Best bites: Falafel’s Drive-in, 2301 Stevens Creek Blvd., is a San Jose icon with a 50-year history. It’s known for Middle-Eastern dishes, banana shakes and clientele from all walks of Silicon Valley life.

Hoist a glass: If you’re up for some intensity, check out MiniBoss, 52 E. Santa Clara St., a new arcade bar that features cocktails, beer, pinball machines and video games.

Tulsa, Okla.

Cain's Ballroom, in the arts district in Tulsa, Okla.
(Joseph Rushmore / For The Times)

What to know: With the Woody Guthrie Center, 102 E Mathew B. Brady St., and Cain’s Ballroom, 423 N Main St., Tulsa is a music town. Some also call it the Birthplace of Route 66 because locals first pushed for the development of the famous road linking Chicago and Los Angeles (and passing through Tulsa).


The game venue: BOK Center, 200 S. Denver Ave. W.

Don’t miss: A Gathering Place, 2650 S. John Williams Way E., Tulsa’s 66-acre family-focused riverfront park that opened in October with nearly a dozen areas full of playgrounds, suspension bridges, fountains and picnic areas.

Best bites: Elgin Park, 325 E. Mathew B. Brady St., less than a mile from the BOK Center, features pizza, wings, burgers, meatballs, cheese sticks, fries, and, oh yes, salads.

Hoist a glass: For beverages and music, head to the Colony, 2809 S. Harvard Ave., where live bands perform nightly.

Washington, D.C.

The U.S. Capitol at sunrise as seen from the Library of Congress in Washington, D.C.
(Danita Delimont / Getty Images)

What to know: Of course, the nation’s capital excels in number and variety of museums and historical sites, but in the spring, seek out the great outdoors too, when cherry blossoms, dogwood, jonquils, tulips, forsythia, hyacinth and more burst forth, some in planned gardens, others just hither and yon.


The game venue: Capital One Arena, 601 F St. N.W.

Don’t miss: The National Portrait Gallery, Eighth and F streets, N.W., hosts “Champions,” a revolving exhibit of American sports figures from the founding of this country through today. These athletes are honored not for sports but for their impact on the country.

Best bites: Walk two blocks from Capital One Arena to Dirty Habit, 555 8th St. N.W., for an upscale meal in the downtown Penn Quarter.
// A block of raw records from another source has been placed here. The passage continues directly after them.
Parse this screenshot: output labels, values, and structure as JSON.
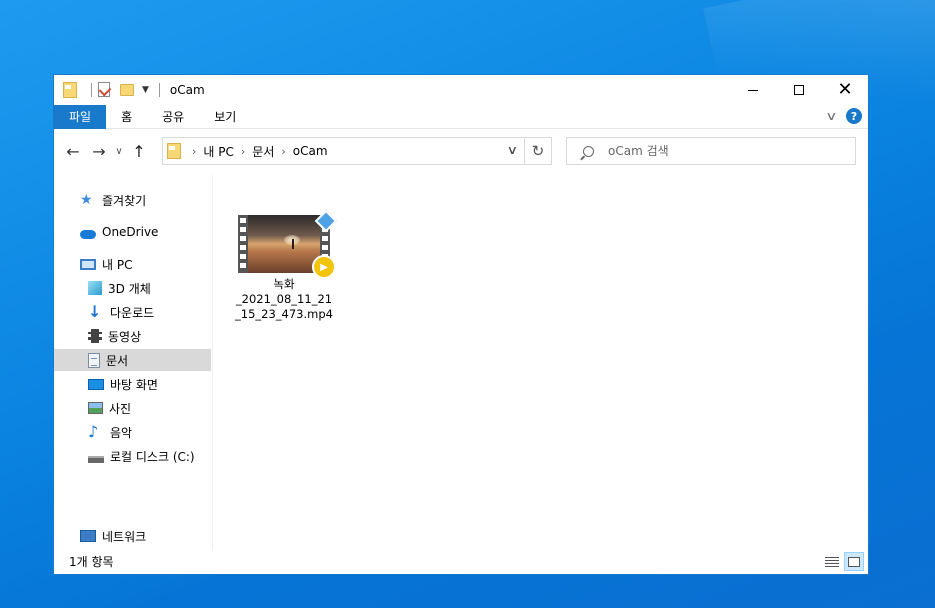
{
  "window": {
    "title": "oCam",
    "controls": {
      "minimize": "minimize-icon",
      "maximize": "maximize-icon",
      "close": "close-icon"
    }
  },
  "ribbon": {
    "tabs": [
      "파일",
      "홈",
      "공유",
      "보기"
    ],
    "help_label": "?"
  },
  "nav": {
    "breadcrumb": [
      "내 PC",
      "문서",
      "oCam"
    ],
    "search_placeholder": "oCam 검색"
  },
  "sidebar": {
    "quick_access": "즐겨찾기",
    "onedrive": "OneDrive",
    "this_pc": "내 PC",
    "pc_items": [
      "3D 개체",
      "다운로드",
      "동영상",
      "문서",
      "바탕 화면",
      "사진",
      "음악",
      "로컬 디스크 (C:)"
    ],
    "selected": "문서",
    "network": "네트워크"
  },
  "files": [
    {
      "name": "녹화_2021_08_11_21_15_23_473.mp4",
      "name_lines": [
        "녹화",
        "_2021_08_11_21",
        "_15_23_473.mp4"
      ],
      "type": "video"
    }
  ],
  "status": {
    "item_count": "1개 항목"
  },
  "colors": {
    "accent": "#1979ca",
    "selection": "#d9d9d9",
    "desktop": "#0a84e0"
  }
}
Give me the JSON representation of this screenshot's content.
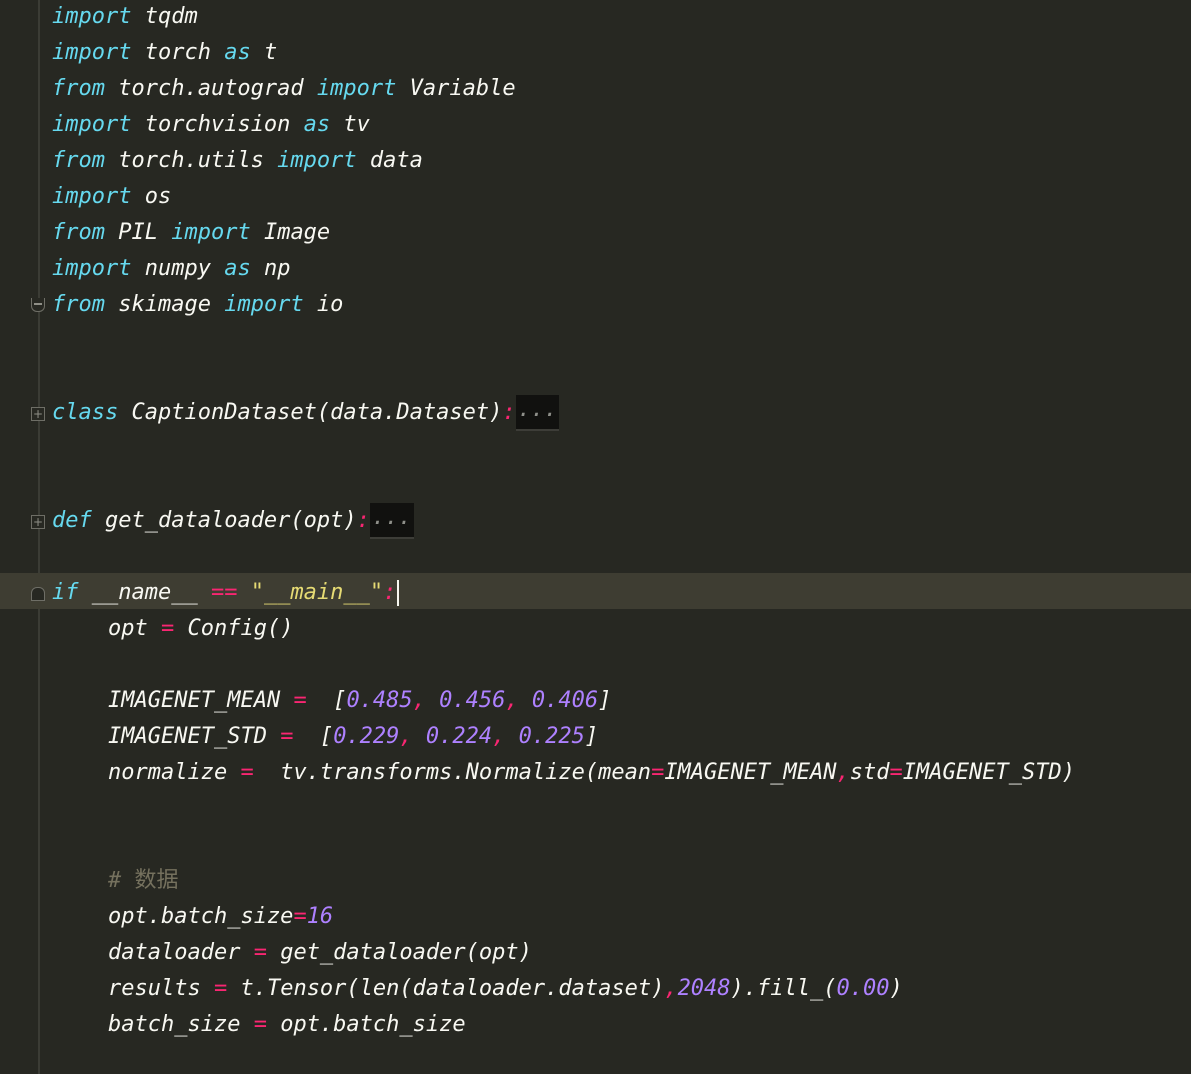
{
  "editor": {
    "theme_colors": {
      "background": "#272822",
      "keyword": "#66d9ef",
      "operator": "#f92672",
      "number": "#ae81ff",
      "string": "#e6db74",
      "comment": "#75715e",
      "text": "#f8f8f2",
      "current_line": "#3e3d32"
    },
    "imports": [
      {
        "kw1": "import",
        "module": " tqdm"
      },
      {
        "kw1": "import",
        "module": " torch ",
        "kw2": "as",
        "alias": " t"
      },
      {
        "kw1": "from",
        "module": " torch.autograd ",
        "kw2": "import",
        "alias": " Variable"
      },
      {
        "kw1": "import",
        "module": " torchvision ",
        "kw2": "as",
        "alias": " tv"
      },
      {
        "kw1": "from",
        "module": " torch.utils ",
        "kw2": "import",
        "alias": " data"
      },
      {
        "kw1": "import",
        "module": " os"
      },
      {
        "kw1": "from",
        "module": " PIL ",
        "kw2": "import",
        "alias": " Image"
      },
      {
        "kw1": "import",
        "module": " numpy ",
        "kw2": "as",
        "alias": " np"
      },
      {
        "kw1": "from",
        "module": " skimage ",
        "kw2": "import",
        "alias": " io"
      }
    ],
    "class_def": {
      "kw": "class",
      "name": " CaptionDataset(data.Dataset)",
      "colon": ":",
      "folded": "..."
    },
    "func_def": {
      "kw": "def",
      "name": " get_dataloader(opt)",
      "colon": ":",
      "folded": "..."
    },
    "main_block": {
      "kw": "if",
      "name": " __name__ ",
      "eq": "==",
      "str": " \"__main__\"",
      "colon": ":"
    },
    "body": {
      "opt_var": "opt ",
      "opt_eq": "=",
      "opt_val": " Config()",
      "mean_var": "IMAGENET_MEAN ",
      "mean_eq": "=",
      "mean_open": "  [",
      "mean_v1": "0.485",
      "mean_v2": "0.456",
      "mean_v3": "0.406",
      "std_var": "IMAGENET_STD ",
      "std_eq": "=",
      "std_open": "  [",
      "std_v1": "0.229",
      "std_v2": "0.224",
      "std_v3": "0.225",
      "close": "]",
      "comma": ", ",
      "norm_var": "normalize ",
      "norm_eq": "=",
      "norm_call": "  tv.transforms.Normalize(mean",
      "norm_eq2": "=",
      "norm_arg1": "IMAGENET_MEAN",
      "norm_comma": ",",
      "norm_std": "std",
      "norm_eq3": "=",
      "norm_arg2": "IMAGENET_STD)",
      "comment_hash": "# ",
      "comment_text": "数据",
      "bs_var": "opt.batch_size",
      "bs_eq": "=",
      "bs_val": "16",
      "dl_var": "dataloader ",
      "dl_eq": "=",
      "dl_val": " get_dataloader(opt)",
      "res_var": "results ",
      "res_eq": "=",
      "res_call": " t.Tensor(len(dataloader.dataset)",
      "res_comma": ",",
      "res_num": "2048",
      "res_fill": ").fill_(",
      "res_num2": "0.00",
      "res_close": ")",
      "bsz_var": "batch_size ",
      "bsz_eq": "=",
      "bsz_val": " opt.batch_size"
    }
  }
}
You may very well find pork katsu sando, burrata with beets, or Nutella beignets.

Hoist a glass: Head to Penn Social, 301 801 E St. N.W. for three bars, two stages, 30-plus kinds of beer and more than 20 games from Hoops FX to Bubble Hockey to Foosball to old-fashioned board games such as Sorry.